Wolf and Deer
74 Fifth Ave, Park Slope
Rating: 4 out of 5 L's
My date is going well. Out comes a board topped with Old Kentucky Tomme, a rich, earthy slab of cheese made from raw goat's milk. Next to it are neatly folded slices of peppery salame di Varzi, buttery smooth and flecked with anise seeds, set next to slices of bread and a jar of spicy pickles.
Normally I would lay into this spread with the speed and grace of Cookie Monster on a meth binge, but, like I said, I'm on a date. Park Slope's Wolf and Deer, as is the case with most wine bars, is a good place for dates. What I particularly like about it is the buzzy, social atmosphere, engendered by a long, U-shaped bar so narrow I wonder how the staff can move around behind it.

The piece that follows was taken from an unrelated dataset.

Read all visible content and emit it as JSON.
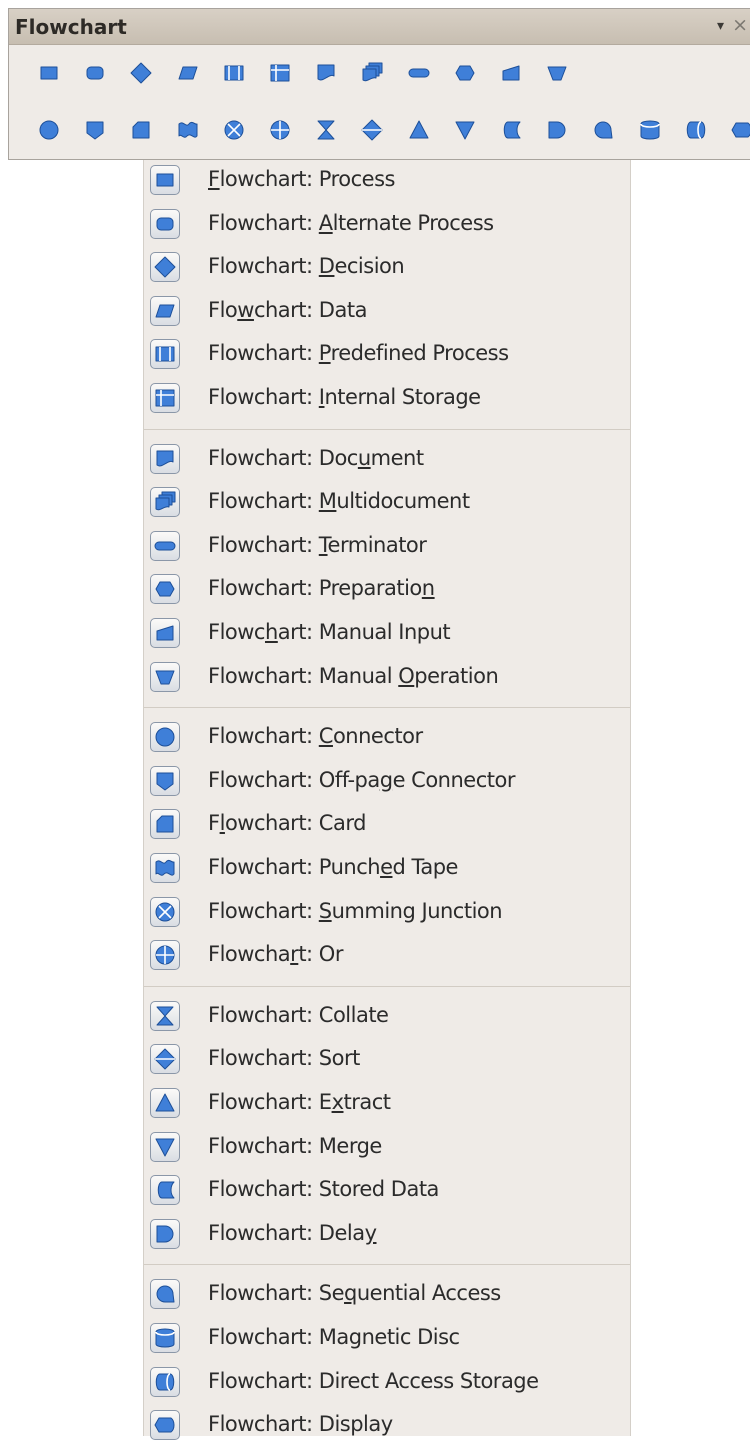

Also impressive: the wine selection, 80-strong and reasonably priced. I'm drinking a rustic tempranillo while listening to my date explain how attending school in the UK was not, in fact, like Skins. She is drinking the Left Hand Milk Stout, an unusually creamy brew with a restrained maltiness and hints of chocolate, which is poured from one of four custom-made taps made of deer bone. The rest of the décor isn't anything that you, the savvy Brooklynite, haven't seen before, but it's done tastefully: exposed brick, Edison bulbs, knotty hardwood floors. Above the bar hangs a wrought-iron structure lined with dangling stemware.
Need a breather? Sit near the floor-to-ceiling windows in front, where you can watch people walk down a busy stretch of Fifth Avenue. The most fun, however, is in back. The bar, owned by Israeli-born Raphael Hasid and Daniel Bailey, is a tight fit even by New York standards, meaning you are crammed together with other patrons whether you like it or not. Don't worry; they're nice, the kind of people who got As at Oberlin and listen to The Leonard Lopate Show. Wolf and Deer doesn't refer to some obscure Vancouver indie band but rather to the Hebrew names of the owners' sons, a sign of earnestness that carries over into the attitude of the bar, including the casually friendly service.
As the night progresses, I lean in to hear what my date is saying over the non-offensive soundtrack, a mix of global grooves, old-school soul and French crooning. Thanks to the sandwich, filled with an odd yet somewhat satisfying mix of salmon and Camembert, I'm coherent even after an ill-advised final glass of malbec. The date ends on a pleasant note, as we step out and catch a cab; I know I'll definitely be returning to Wolf and Deer someday, hopefully soon.
Keith Wagstaff Photo Cody Swanson